But Malaysian food, such as sambal belacan, is notoriously labourous and difficult, and you have no real cooking experience… is it possible?
Actually, the answer is yes. If someone else has already done all the hard parts of cooking for you.
We spoke to celebrity chef Sherson Lian, who gave us some tips and tricks on how to make an extremely simple Malaysia’s favourite ikan sambal belacan with almost none of the labour that comes with it.
3-Ingredient Ikan Sambal Belacan
- Ikan kembung (leatherjacket fish, readily available already cleaned, gutted, and descaled at grocery stores or at the fishmonger’s)
- Pre-made sambal belacan paste
- Banana leaves (optional)

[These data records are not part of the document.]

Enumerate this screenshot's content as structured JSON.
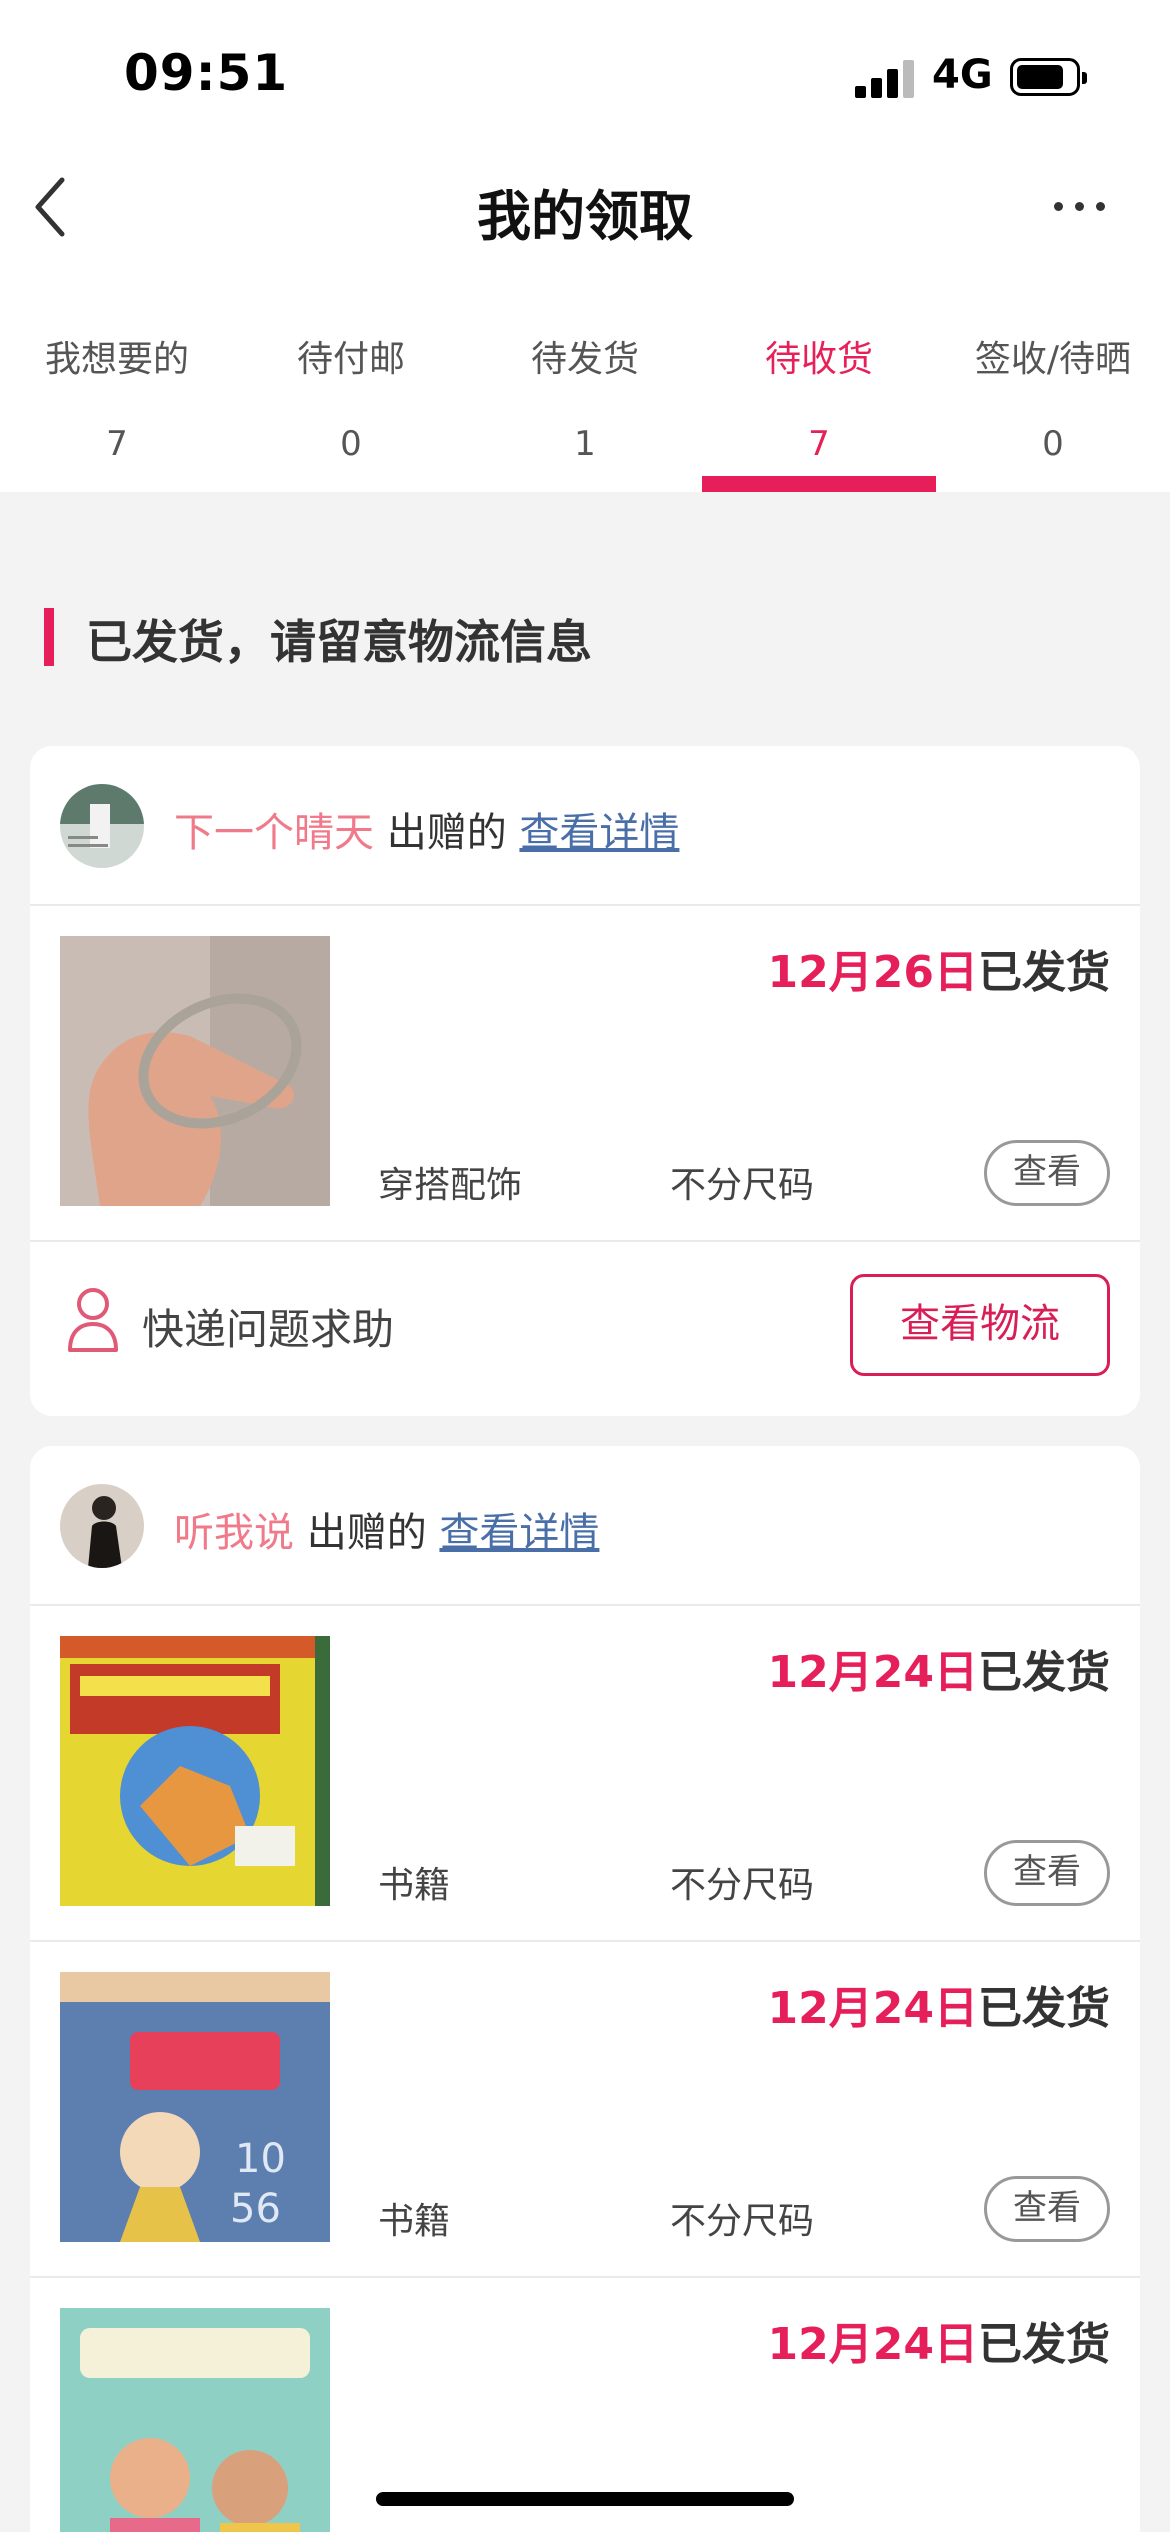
{
  "status_bar": {
    "time": "09:51",
    "network": "4G"
  },
  "nav": {
    "title": "我的领取"
  },
  "tabs": [
    {
      "label": "我想要的",
      "count": "7"
    },
    {
      "label": "待付邮",
      "count": "0"
    },
    {
      "label": "待发货",
      "count": "1"
    },
    {
      "label": "待收货",
      "count": "7",
      "active": true
    },
    {
      "label": "签收/待晒",
      "count": "0"
    }
  ],
  "section": {
    "title": "已发货，请留意物流信息"
  },
  "cards": [
    {
      "giver": "下一个晴天",
      "gift_label": "出赠的",
      "detail_link": "查看详情",
      "items": [
        {
          "date": "12月26日",
          "status": "已发货",
          "category": "穿搭配饰",
          "size": "不分尺码",
          "view": "查看"
        }
      ],
      "help_text": "快递问题求助",
      "logistics_button": "查看物流"
    },
    {
      "giver": "听我说",
      "gift_label": "出赠的",
      "detail_link": "查看详情",
      "items": [
        {
          "date": "12月24日",
          "status": "已发货",
          "category": "书籍",
          "size": "不分尺码",
          "view": "查看"
        },
        {
          "date": "12月24日",
          "status": "已发货",
          "category": "书籍",
          "size": "不分尺码",
          "view": "查看"
        },
        {
          "date": "12月24日",
          "status": "已发货"
        }
      ]
    }
  ],
  "colors": {
    "accent": "#e61e5a",
    "giver": "#f07a8a",
    "link": "#4a6fa8"
  },
  "icons": [
    "back-icon",
    "more-icon",
    "signal-icon",
    "battery-icon",
    "person-icon"
  ]
}
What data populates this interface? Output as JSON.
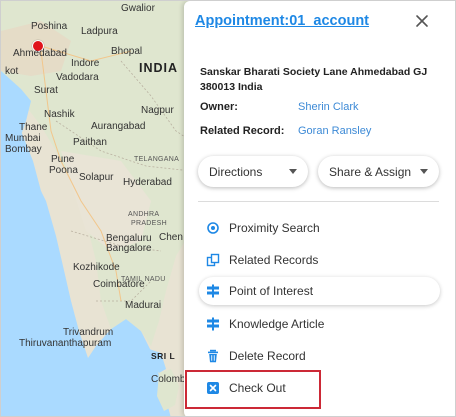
{
  "map": {
    "country_label": "INDIA",
    "cities": [
      {
        "name": "Gwalior"
      },
      {
        "name": "Poshina"
      },
      {
        "name": "Ladpura"
      },
      {
        "name": "Ahmedabad"
      },
      {
        "name": "Bhopal"
      },
      {
        "name": "Indore"
      },
      {
        "name": "Vadodara"
      },
      {
        "name": "kot"
      },
      {
        "name": "Surat"
      },
      {
        "name": "Nashik"
      },
      {
        "name": "Nagpur"
      },
      {
        "name": "Thane"
      },
      {
        "name": "Aurangabad"
      },
      {
        "name": "Mumbai"
      },
      {
        "name": "Bombay"
      },
      {
        "name": "Paithan"
      },
      {
        "name": "Pune"
      },
      {
        "name": "Poona"
      },
      {
        "name": "Solapur"
      },
      {
        "name": "Hyderabad"
      },
      {
        "name": "Bengaluru"
      },
      {
        "name": "Bangalore"
      },
      {
        "name": "Chen"
      },
      {
        "name": "Kozhikode"
      },
      {
        "name": "Coimbatore"
      },
      {
        "name": "Madurai"
      },
      {
        "name": "Trivandrum"
      },
      {
        "name": "Thiruvananthapuram"
      },
      {
        "name": "Colomb"
      }
    ],
    "regions": [
      {
        "name": "TELANGANA"
      },
      {
        "name": "ANDHRA"
      },
      {
        "name": "PRADESH"
      },
      {
        "name": "TAMIL NADU"
      },
      {
        "name": "SRI L"
      }
    ]
  },
  "panel": {
    "title": "Appointment:01_account",
    "address": "Sanskar Bharati Society Lane Ahmedabad GJ 380013 India",
    "owner_label": "Owner:",
    "owner_value": "Sherin Clark",
    "related_label": "Related Record:",
    "related_value": "Goran Ransley",
    "directions_label": "Directions",
    "share_label": "Share & Assign",
    "menu": [
      {
        "label": "Proximity Search",
        "icon": "target-icon"
      },
      {
        "label": "Related Records",
        "icon": "linked-records-icon"
      },
      {
        "label": "Point of Interest",
        "icon": "signpost-icon"
      },
      {
        "label": "Knowledge Article",
        "icon": "signpost-icon"
      },
      {
        "label": "Delete Record",
        "icon": "trash-icon"
      },
      {
        "label": "Check Out",
        "icon": "close-box-icon"
      }
    ],
    "colors": {
      "accent": "#1e88e5",
      "link": "#3d8ad6",
      "highlight_border": "#cc2936"
    }
  }
}
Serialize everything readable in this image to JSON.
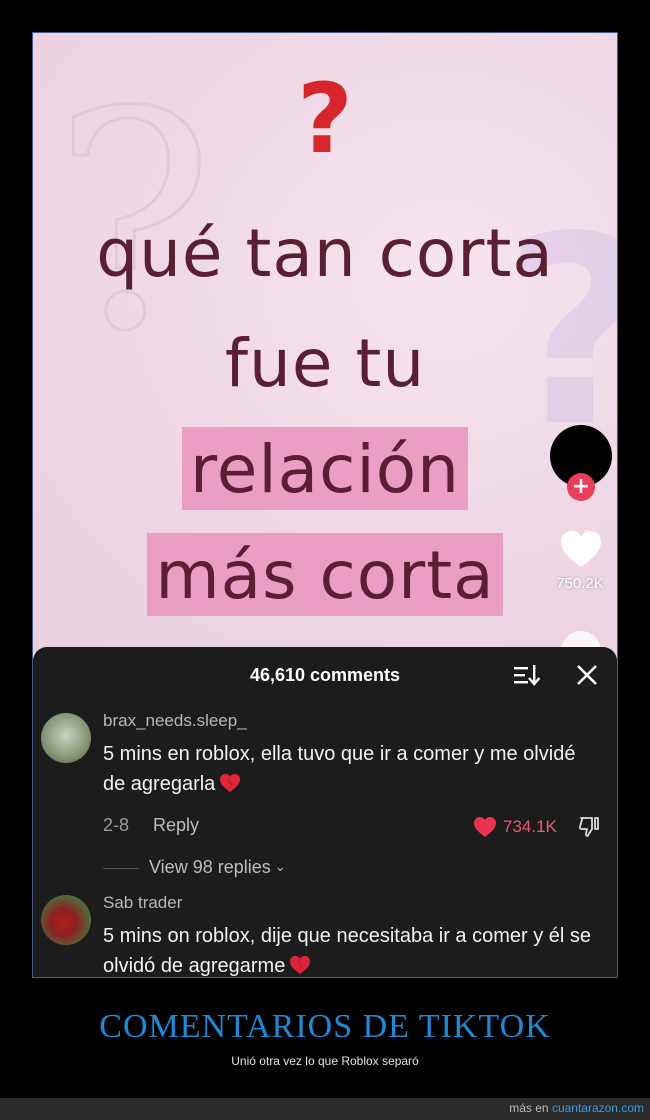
{
  "video": {
    "question_mark": "?",
    "line1": "qué tan corta",
    "line2": "fue tu",
    "line3": "relación",
    "line4": "más corta",
    "likes": "750.2K",
    "follow_symbol": "+"
  },
  "comments_sheet": {
    "title": "46,610 comments",
    "comments": [
      {
        "username": "brax_needs.sleep_",
        "text": "5 mins en roblox, ella tuvo que ir a comer y me olvidé de agregarla",
        "date": "2-8",
        "reply_label": "Reply",
        "likes": "734.1K",
        "view_replies": "View 98 replies"
      },
      {
        "username": "Sab trader",
        "text": "5 mins on roblox, dije que necesitaba ir a comer y él se olvidó de agregarme"
      }
    ]
  },
  "caption": {
    "title": "COMENTARIOS DE TIKTOK",
    "subtitle": "Unió otra vez lo que Roblox separó"
  },
  "footer": {
    "prefix": "más en",
    "site": "cuantarazon.com"
  },
  "colors": {
    "accent_red": "#d6262b",
    "highlight_pink": "#ea9ec4",
    "caption_blue": "#1e8ad6",
    "like_red": "#e85a74"
  }
}
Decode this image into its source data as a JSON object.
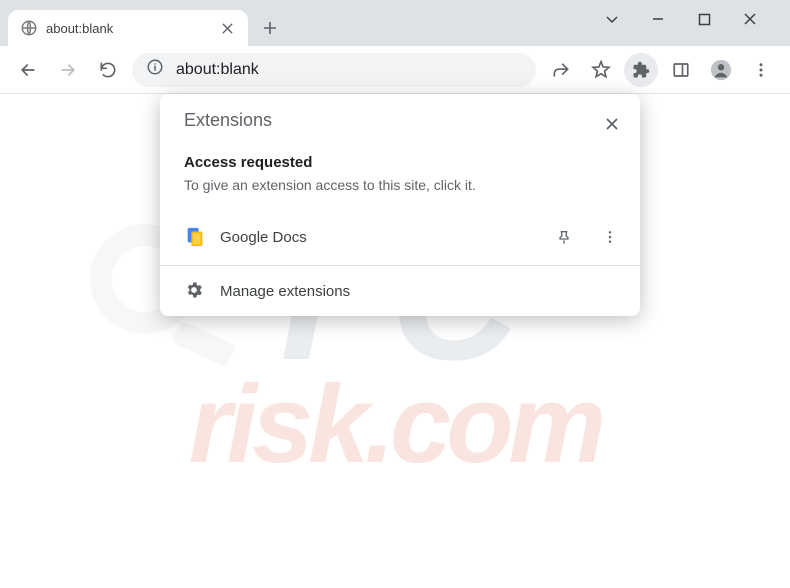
{
  "window": {
    "tab_title": "about:blank"
  },
  "toolbar": {
    "url": "about:blank"
  },
  "popup": {
    "title": "Extensions",
    "section_heading": "Access requested",
    "section_desc": "To give an extension access to this site, click it.",
    "extension_name": "Google Docs",
    "manage_label": "Manage extensions"
  },
  "watermark": {
    "line1": "PC",
    "line2": "risk.com"
  }
}
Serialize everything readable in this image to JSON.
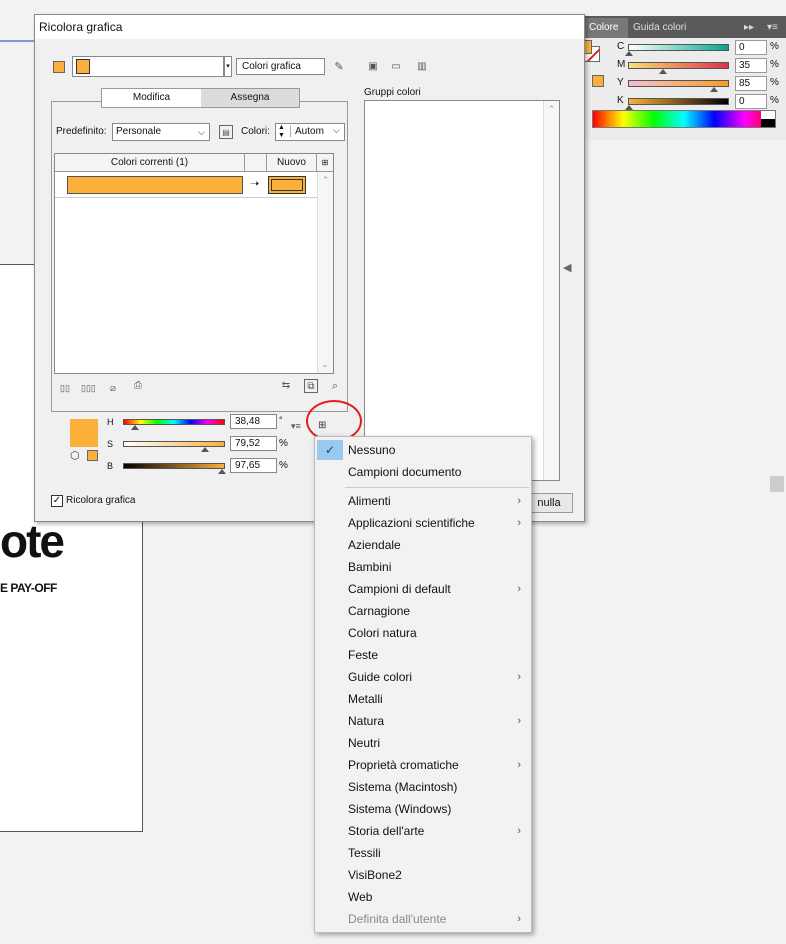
{
  "dialog": {
    "title": "Ricolora grafica",
    "artwork_colors_field": "Colori grafica",
    "tabs": [
      "Modifica",
      "Assegna"
    ],
    "preset_label": "Predefinito:",
    "preset_value": "Personale",
    "colors_label": "Colori:",
    "colors_value": "Autom",
    "table_headers": {
      "current": "Colori correnti (1)",
      "new": "Nuovo"
    },
    "color_groups_label": "Gruppi colori",
    "hsb": {
      "h_label": "H",
      "h_value": "38,48",
      "h_unit": "°",
      "s_label": "S",
      "s_value": "79,52",
      "s_unit": "%",
      "b_label": "B",
      "b_value": "97,65",
      "b_unit": "%"
    },
    "recolor_checkbox": "Ricolora grafica",
    "cancel_partial": "nulla",
    "current_color": "#fbb03b"
  },
  "color_panel": {
    "tabs": [
      "Colore",
      "Guida colori"
    ],
    "menu_glyphs": [
      "▸▸",
      "▾≡"
    ],
    "cmyk": [
      {
        "label": "C",
        "value": "0",
        "unit": "%"
      },
      {
        "label": "M",
        "value": "35",
        "unit": "%"
      },
      {
        "label": "Y",
        "value": "85",
        "unit": "%"
      },
      {
        "label": "K",
        "value": "0",
        "unit": "%"
      }
    ]
  },
  "document": {
    "brand_fragment": "ote",
    "tagline_fragment": "E PAY-OFF"
  },
  "library_menu": {
    "items": [
      {
        "label": "Nessuno",
        "checked": true
      },
      {
        "label": "Campioni documento"
      },
      {
        "separator": true
      },
      {
        "label": "Alimenti",
        "submenu": true
      },
      {
        "label": "Applicazioni scientifiche",
        "submenu": true
      },
      {
        "label": "Aziendale"
      },
      {
        "label": "Bambini"
      },
      {
        "label": "Campioni di default",
        "submenu": true
      },
      {
        "label": "Carnagione"
      },
      {
        "label": "Colori natura"
      },
      {
        "label": "Feste"
      },
      {
        "label": "Guide colori",
        "submenu": true
      },
      {
        "label": "Metalli"
      },
      {
        "label": "Natura",
        "submenu": true
      },
      {
        "label": "Neutri"
      },
      {
        "label": "Proprietà cromatiche",
        "submenu": true
      },
      {
        "label": "Sistema (Macintosh)"
      },
      {
        "label": "Sistema (Windows)"
      },
      {
        "label": "Storia dell'arte",
        "submenu": true
      },
      {
        "label": "Tessili"
      },
      {
        "label": "VisiBone2"
      },
      {
        "label": "Web"
      },
      {
        "label": "Definita dall'utente",
        "submenu": true,
        "disabled": true
      }
    ]
  },
  "colors": {
    "orange": "#fbb03b",
    "check_highlight": "#99c9ef",
    "annotation_red": "#e02020"
  }
}
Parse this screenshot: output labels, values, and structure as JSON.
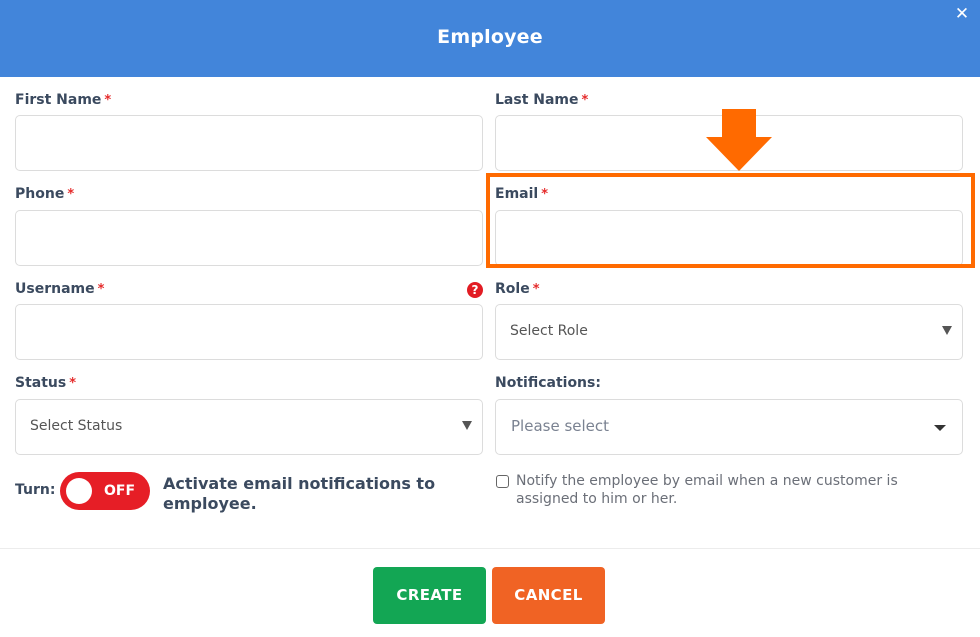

1) Pat dry the fish. Cut two pockets on both sides along the fish’s spine. (Chef’s note: If you are having trouble with slicing through the flesh, try sharpening your knife. A dull knife can easily cause injuries to yourself.)
2) Give the fish a generous tumeric rub to get rid of its fishy smell, including the insides of the pockets. Then, season it with a little salt.
3) Scoop your sambal belacan paste into the pockets. Be generous with it, but most importantly, use a new clean and dry spoon in between the scoops as you do not want to contaminate the sambal paste.
4) Heat up a pan to medium-high heat. If you have banana leaves, place it in the pan.
5) Drizzle some oil over the fish. Then, place the fish in the pan.
6) Flip the fish and ensure both sides are cooked. (Chef’s note: Ikan kembung has thick skin, so the usual way to check if it’s cooked by poking a fork into the meat won’t work. Instead, check the eyes- they should turn completely white. However, you can leave it to cook a little longer if you’re not sure as this fish is very forgiving to being overcooked.)
7) Serve with rice and enjoy.
Sherson notes that sambal belacan is one of those sides that goes well with everything and every family has their own secret recipe. Still, it’s a great beginner paste, and you can easily modify the recipe or use different kinds of protein to pair with the sambal belacan.
The one used here is from Sherson’s line of Rencah pastes and condiments and is also used in his restaurants. The chili seeds are blended directly into the paste for a smoother taste and he adds thinly sliced calamansi skin for an extra hint of texture and fragrance.
But this recipe will work with any pre-prepared sambal belacan paste, you won’t need to spend 4 hours making it from scratch.
PS: Fish not quite your thing? Try our 4-ingredient udang sambal petai instead! Check out the recipe HERE.
Anne is an advocate of sustainable living and the circular economy, and has managed to mum-nag the team into using reusable containers to tapau food. She is also a proud parent of 4 cats and 1 rabbit.